The need to seal sensitive financial records in a family law court file is an issue that occasionally arises as a result of the divorce discovery process. The current ability of divorcing parties to obtain a court order to seal their financial records has become increasingly more difficult following a 2006 appellate court holding in Marriage of Burkle (2006) 135 CA4th 1045, 1063 that declared California’s family law sealing statute found under Fam C §2024.6, as unconstitutional.
In Burkle, the Los Angeles Times and the Associated Press filed suit to oppose the litigant’s ex parte request to seal his financial documents, citing as grounds for the position the public’s right to know and a presumed right of access to records in divorce cases. The trial court found and the appeals court upheld a finding that that Fam C §2024.6 was unconstitutional as violate of the First Amendment as the section was “not narrowly tailored to serve the privacy interests it is intended to protect, and less restrictive means of protecting the privacy interests are available.”

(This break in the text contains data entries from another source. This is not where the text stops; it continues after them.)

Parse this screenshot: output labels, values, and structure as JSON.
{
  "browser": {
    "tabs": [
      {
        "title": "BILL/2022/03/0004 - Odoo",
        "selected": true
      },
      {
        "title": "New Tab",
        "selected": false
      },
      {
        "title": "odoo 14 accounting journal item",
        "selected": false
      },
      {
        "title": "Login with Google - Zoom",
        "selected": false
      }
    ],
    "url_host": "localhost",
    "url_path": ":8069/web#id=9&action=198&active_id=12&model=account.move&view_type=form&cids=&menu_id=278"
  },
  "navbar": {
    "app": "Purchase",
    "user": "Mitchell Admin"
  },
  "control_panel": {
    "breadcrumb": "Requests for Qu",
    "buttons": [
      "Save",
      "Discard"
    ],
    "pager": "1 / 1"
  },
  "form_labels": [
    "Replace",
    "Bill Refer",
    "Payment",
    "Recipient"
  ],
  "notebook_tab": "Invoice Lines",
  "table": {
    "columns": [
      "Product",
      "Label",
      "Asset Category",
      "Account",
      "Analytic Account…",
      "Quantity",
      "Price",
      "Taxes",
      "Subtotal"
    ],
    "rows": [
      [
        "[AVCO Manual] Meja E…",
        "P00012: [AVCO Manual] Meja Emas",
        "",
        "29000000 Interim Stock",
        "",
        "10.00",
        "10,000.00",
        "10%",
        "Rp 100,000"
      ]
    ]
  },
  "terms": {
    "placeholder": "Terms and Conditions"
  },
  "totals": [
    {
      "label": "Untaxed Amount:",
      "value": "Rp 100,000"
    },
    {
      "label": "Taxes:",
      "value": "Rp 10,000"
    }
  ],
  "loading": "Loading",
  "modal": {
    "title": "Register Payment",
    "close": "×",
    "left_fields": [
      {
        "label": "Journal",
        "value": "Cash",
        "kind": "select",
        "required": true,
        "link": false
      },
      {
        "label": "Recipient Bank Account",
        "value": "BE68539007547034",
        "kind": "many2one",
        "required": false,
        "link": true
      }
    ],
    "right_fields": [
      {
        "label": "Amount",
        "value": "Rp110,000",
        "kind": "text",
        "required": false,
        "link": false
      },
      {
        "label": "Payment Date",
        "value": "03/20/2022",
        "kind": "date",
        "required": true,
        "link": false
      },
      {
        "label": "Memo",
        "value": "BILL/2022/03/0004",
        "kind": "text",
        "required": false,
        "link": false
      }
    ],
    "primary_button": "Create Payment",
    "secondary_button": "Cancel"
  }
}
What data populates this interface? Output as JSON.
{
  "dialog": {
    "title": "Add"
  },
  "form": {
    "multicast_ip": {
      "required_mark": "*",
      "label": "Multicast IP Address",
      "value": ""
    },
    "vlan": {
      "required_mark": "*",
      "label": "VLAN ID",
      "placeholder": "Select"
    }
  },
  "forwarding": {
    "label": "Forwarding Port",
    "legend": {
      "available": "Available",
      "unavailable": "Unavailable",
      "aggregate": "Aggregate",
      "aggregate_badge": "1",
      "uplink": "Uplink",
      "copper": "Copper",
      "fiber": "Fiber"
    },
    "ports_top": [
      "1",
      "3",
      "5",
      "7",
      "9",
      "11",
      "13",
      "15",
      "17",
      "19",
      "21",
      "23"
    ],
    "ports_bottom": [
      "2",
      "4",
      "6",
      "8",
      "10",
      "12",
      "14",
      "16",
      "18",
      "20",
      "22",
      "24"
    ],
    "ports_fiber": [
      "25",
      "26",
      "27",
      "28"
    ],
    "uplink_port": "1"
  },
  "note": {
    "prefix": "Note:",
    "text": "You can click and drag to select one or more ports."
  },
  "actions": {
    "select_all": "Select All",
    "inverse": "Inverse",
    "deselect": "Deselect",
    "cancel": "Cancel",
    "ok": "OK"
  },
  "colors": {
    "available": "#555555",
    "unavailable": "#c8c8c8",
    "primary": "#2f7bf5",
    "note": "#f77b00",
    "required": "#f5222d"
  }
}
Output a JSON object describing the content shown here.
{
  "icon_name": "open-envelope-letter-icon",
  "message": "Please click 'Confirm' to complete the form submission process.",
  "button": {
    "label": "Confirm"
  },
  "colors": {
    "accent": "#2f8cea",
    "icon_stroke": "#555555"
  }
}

The Statutory authority declared unconstitutional is found in Fam C §2024.6. which provided for the sealing of financial information delineating the assets and debts in a particular family law case. This section provided a means for any party to a family law case to simply make an ex parte request, without the need for a hearing, in order to seal any court pleading that lists the party’s financial assets and liabilities.

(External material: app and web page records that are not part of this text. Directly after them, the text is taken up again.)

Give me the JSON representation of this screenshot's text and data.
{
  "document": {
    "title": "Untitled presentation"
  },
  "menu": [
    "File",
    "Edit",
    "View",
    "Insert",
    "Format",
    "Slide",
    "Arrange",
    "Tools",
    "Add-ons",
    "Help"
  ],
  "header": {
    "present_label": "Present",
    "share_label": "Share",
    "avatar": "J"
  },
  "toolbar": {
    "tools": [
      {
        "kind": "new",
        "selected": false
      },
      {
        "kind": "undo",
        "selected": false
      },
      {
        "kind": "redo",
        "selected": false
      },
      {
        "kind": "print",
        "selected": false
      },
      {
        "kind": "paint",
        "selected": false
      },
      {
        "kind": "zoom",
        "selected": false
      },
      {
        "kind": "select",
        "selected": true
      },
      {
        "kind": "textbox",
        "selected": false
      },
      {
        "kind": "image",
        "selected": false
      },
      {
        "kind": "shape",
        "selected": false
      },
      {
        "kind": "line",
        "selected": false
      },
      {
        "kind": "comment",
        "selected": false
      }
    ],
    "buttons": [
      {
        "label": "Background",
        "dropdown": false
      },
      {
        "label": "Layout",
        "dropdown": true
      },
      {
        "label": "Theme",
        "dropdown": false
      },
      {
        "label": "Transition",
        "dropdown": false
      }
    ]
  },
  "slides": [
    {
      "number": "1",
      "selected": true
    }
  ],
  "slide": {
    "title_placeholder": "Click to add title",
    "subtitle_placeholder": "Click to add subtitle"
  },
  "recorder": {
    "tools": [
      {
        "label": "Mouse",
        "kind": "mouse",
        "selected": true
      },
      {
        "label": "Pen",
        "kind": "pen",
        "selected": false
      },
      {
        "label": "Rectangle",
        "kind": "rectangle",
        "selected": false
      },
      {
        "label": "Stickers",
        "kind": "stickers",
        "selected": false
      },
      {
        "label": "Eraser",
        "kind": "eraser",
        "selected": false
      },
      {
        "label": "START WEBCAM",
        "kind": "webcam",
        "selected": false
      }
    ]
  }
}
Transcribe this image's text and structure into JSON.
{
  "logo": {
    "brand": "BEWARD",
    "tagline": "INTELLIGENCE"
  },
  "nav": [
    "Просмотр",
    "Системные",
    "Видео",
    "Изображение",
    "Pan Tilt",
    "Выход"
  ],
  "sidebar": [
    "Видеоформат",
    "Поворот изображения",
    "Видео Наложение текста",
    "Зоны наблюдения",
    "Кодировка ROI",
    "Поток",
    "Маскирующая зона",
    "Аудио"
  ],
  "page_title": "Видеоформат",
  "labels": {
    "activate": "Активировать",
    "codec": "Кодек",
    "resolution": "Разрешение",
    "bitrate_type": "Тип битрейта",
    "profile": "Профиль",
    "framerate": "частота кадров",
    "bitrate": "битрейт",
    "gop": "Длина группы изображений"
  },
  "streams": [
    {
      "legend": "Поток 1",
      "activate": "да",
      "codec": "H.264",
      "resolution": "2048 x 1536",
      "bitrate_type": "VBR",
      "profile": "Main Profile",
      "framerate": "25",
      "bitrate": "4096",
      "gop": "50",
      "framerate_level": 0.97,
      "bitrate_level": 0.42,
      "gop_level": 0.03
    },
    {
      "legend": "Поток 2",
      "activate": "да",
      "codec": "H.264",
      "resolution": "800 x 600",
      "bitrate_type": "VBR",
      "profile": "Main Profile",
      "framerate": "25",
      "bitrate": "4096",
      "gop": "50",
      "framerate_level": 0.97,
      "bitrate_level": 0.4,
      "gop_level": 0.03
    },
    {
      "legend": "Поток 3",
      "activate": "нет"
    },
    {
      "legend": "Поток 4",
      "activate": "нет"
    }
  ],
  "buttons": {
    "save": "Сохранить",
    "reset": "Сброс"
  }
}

There is an alternative to sealing sensitive financial information that leads to more limited relief, under Fam C §2024.5(a). This section allows for the redaction of “any social security number from any pleading, attachment, document, or other written material filed with the court pursuant to a petition for dissolution of marriage, nullity of marriage, or legal separation in order to protect social security numbers from being stolen or used for identity theft.